WHDH’s broadcast signal reaches 7.1 million viewers over the air. To try to match WHDH’s coverage, NBC will broadcast from two locations: WNEU (Channel 60) out of Merrimack, N.H., and WBTS (Channel 8) out of Needham. NBC Boston will share a signal with WNEU, which is owned by Comcast and currently broadcasts Spanish-language network Telemundo Boston. NBC Boston recently acquired a Needham transmitter to establish WBTS.
Mike St. Peter, president and general manager of NBC Boston, NECN, and Telemundo Boston, acknowledged that NBC Boston’s coverage area “does not match” WHDH’s, but plenty of people will be able to watch the network. He pointed out that 97 percent of households in the Boston market subscribe to cable or satellite, the highest in the country.
“We’re in good shape right now,” St. Peter said in an interview.
Ed Ansin, the billionaire owner of Channel 7, tried to make a federal case out of Comcast’s plan to rely on WNEU, alleging in a lawsuit that many viewers would lose free over-the-air access to NBC and potentially violating an agreement the cable company struck with the Federal Communications Commission in winning approval to acquire a controlling stake in NBC in 2011. A federal judge in Boston dismissed Ansin’s case in May.
Still, St. Peter said the network remains on the hunt for more options to boost free coverage.
“We have come a long way. We continue to look for how we can improve over-the-air service,” he said. “When the spectrum auction finishes, there will be more options available to our company for that.”
The FCC has been conducting an auction this year to buy back local TV signals from stations. During this period, stations that put themselves in the auction faced restrictions on outside bids. St. Peter said once the spectrum auction is done, NBC could look at buying a station or reviewing additional channel-sharing options. Ansin asserted that NBC wanted to buy his station but he turned down the low-ball offer; he will relaunch Channel 7 next year as an independent station that will feature syndicated programming and expanded local news coverage.

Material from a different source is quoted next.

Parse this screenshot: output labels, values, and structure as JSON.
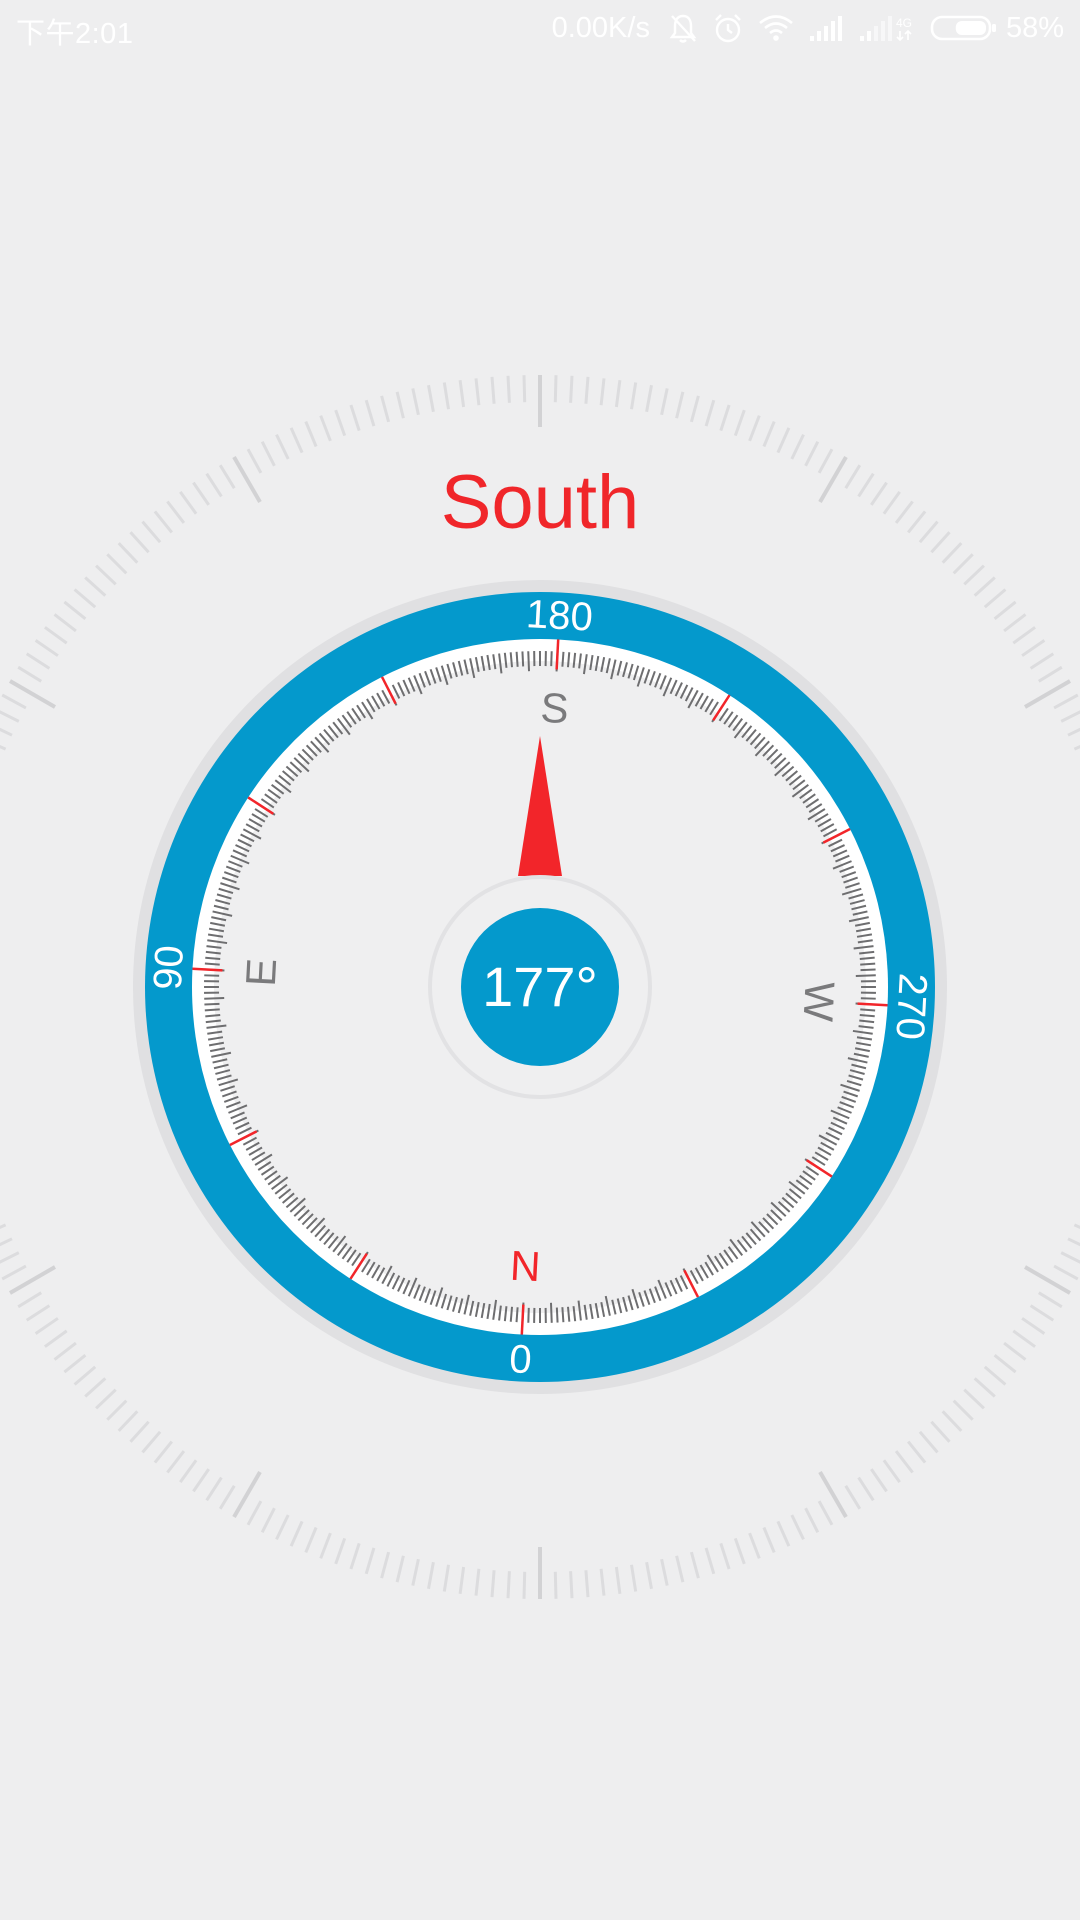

To prepare over-the-air viewers for the switch from Channel 7, NBC on Nov. 10 will broadcast “Countdown NBC Boston” on Channel 8. During that time, viewers will need to rescan their television or set-top boxes to add Channel 8 or 8.2 to their lineup. Instructions can be found on NBCBoston.com, which will also launch on Nov. 10.
The multiple-channel plan reflects how difficult it has been for NBC to replace its longtime affiliation with WHDH.
The countdown channel will not feature network prime-time programming — just simulcasts of NECN newscasts.
St. Peter has already hired dozens of staff members for the new station. Many of them have already been appearing on NECN. For example, Shannon Mulaire, Joy Lim Nakrin, and Phil Lipof will anchor newscasts on NBC Boston, while meteorologist Pete Bouchard will be a fixture on the new station. Some NECN talent will also appear on NBC Boston, including anchor Latoyia Edwards and chief meteorologist Matt Noyes.
NBC Boston will air from studio space in Newton, where NECN and Telemundo newscasts are produced. Although all three stations will share resources, they will remain distinct brands.
NECN, for example, will continue to serve a broader New England audience and maintain bureaus in other states. NBC Boston will focus on Greater Boston, Southern New Hampshire, and Cape Cod.
Said St. Peter: “The missions will be different.”Shirley Leung is a Globe columnist. She can be reached at firstname.lastname@example.org. Follow her on Twitter@leung.
Correction: An earlier version of this column misstated the type of newscast NBC Boston will broadcast starting Nov. 10 in advance of the launch of the new station on Jan. 1.